SOURCE RECORDS:

##########

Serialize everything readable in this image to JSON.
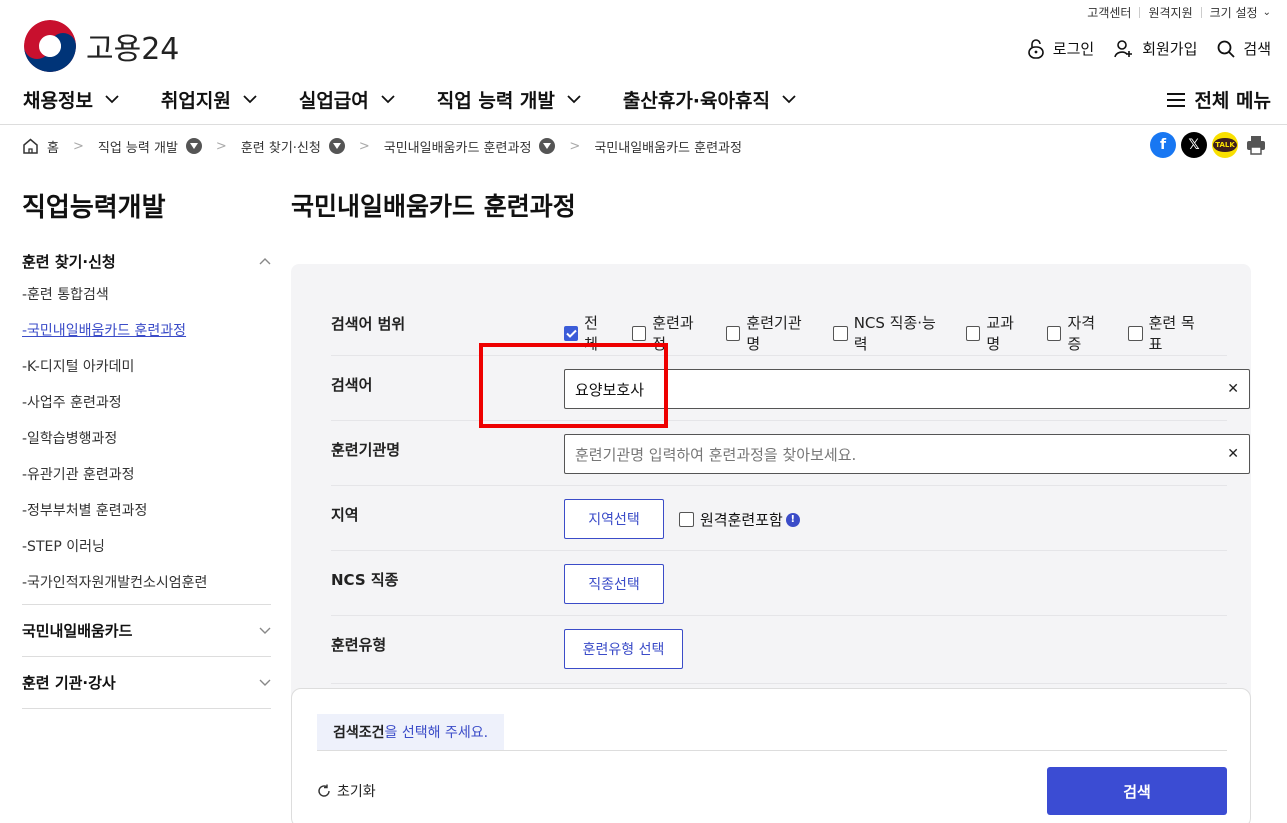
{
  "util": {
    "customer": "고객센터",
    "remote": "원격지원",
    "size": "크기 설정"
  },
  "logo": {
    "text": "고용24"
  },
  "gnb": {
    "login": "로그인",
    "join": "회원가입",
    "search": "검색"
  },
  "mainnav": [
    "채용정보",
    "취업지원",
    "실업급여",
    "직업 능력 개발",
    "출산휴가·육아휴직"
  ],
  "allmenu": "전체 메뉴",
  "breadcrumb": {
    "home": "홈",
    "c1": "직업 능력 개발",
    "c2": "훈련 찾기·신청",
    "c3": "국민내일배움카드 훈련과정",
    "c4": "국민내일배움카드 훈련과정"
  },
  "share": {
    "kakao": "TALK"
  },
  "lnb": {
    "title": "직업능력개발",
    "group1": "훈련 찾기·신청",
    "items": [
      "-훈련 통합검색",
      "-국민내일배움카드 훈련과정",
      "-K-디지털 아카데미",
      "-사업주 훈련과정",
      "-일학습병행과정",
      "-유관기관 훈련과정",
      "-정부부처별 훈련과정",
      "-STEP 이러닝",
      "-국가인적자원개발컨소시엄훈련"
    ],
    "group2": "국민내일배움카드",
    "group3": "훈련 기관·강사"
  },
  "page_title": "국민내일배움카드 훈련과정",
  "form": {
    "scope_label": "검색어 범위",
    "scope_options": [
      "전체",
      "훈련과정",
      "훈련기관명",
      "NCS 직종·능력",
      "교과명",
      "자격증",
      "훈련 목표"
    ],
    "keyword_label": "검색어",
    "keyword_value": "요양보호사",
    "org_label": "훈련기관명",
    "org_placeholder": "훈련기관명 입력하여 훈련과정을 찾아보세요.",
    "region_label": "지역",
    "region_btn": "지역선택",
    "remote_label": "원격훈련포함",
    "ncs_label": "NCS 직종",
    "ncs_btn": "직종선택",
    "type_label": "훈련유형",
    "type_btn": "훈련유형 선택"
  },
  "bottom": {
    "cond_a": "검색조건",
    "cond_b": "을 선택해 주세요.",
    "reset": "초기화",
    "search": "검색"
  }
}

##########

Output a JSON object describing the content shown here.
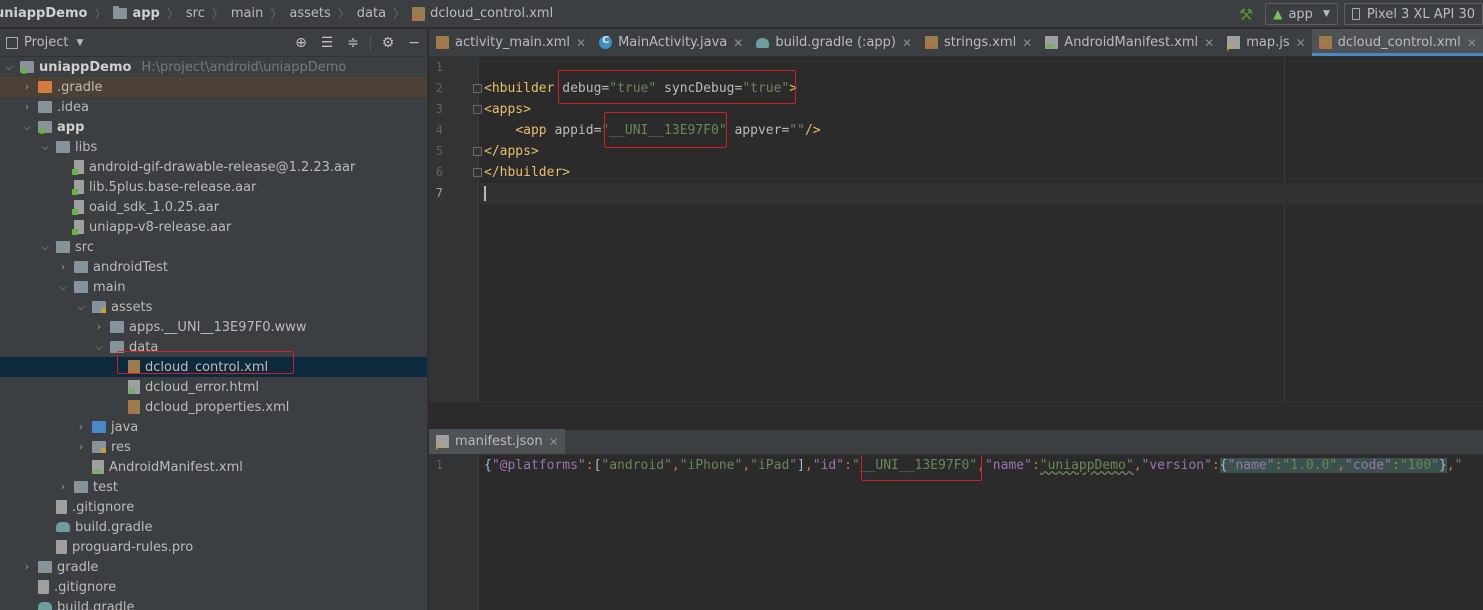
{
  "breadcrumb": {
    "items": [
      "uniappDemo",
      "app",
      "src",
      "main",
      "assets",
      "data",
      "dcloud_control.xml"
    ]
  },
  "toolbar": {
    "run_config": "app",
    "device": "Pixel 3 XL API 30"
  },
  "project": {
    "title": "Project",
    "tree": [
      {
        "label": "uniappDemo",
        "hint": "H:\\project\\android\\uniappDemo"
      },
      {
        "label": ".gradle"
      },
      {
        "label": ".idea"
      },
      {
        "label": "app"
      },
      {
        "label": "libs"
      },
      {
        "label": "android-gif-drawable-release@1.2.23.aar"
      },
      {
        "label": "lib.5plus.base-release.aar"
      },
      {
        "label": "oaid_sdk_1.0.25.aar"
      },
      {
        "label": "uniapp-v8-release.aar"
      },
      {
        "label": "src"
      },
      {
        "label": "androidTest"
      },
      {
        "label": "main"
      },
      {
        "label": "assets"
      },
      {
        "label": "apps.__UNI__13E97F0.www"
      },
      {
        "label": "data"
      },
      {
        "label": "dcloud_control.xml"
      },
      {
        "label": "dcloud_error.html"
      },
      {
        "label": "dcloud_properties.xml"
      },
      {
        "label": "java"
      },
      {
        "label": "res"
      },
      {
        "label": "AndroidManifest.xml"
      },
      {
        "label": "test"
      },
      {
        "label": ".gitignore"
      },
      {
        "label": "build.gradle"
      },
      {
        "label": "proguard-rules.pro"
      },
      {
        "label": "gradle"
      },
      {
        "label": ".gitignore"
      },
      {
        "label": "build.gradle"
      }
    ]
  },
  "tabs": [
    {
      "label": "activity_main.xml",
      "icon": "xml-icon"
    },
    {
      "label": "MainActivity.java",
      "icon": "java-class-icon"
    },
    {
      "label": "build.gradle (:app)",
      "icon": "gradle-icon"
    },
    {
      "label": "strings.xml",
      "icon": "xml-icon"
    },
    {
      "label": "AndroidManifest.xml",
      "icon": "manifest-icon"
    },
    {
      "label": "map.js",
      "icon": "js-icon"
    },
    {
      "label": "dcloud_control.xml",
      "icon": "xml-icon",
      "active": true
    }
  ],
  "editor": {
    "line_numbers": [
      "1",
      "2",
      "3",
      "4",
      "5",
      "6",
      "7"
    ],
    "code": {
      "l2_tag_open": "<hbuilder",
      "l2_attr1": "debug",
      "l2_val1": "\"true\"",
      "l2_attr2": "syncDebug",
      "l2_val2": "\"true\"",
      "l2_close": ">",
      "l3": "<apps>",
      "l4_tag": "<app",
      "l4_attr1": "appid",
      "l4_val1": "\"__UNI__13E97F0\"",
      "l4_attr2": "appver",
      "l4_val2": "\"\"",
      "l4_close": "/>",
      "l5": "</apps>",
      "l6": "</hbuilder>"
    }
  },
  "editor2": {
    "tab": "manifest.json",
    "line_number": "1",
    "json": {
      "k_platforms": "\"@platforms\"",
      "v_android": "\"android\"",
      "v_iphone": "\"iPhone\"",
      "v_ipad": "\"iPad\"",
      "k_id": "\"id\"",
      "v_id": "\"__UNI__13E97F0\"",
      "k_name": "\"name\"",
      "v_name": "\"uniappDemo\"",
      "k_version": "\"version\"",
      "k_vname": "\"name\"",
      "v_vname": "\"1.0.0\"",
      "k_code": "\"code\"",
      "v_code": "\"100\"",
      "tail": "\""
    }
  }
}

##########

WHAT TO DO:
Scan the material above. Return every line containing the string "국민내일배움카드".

PROBLEM SOLUTION:
    "c3": "국민내일배움카드 훈련과정",
    "c4": "국민내일배움카드 훈련과정"
      "-국민내일배움카드 훈련과정",
    "group2": "국민내일배움카드",
  "page_title": "국민내일배움카드 훈련과정",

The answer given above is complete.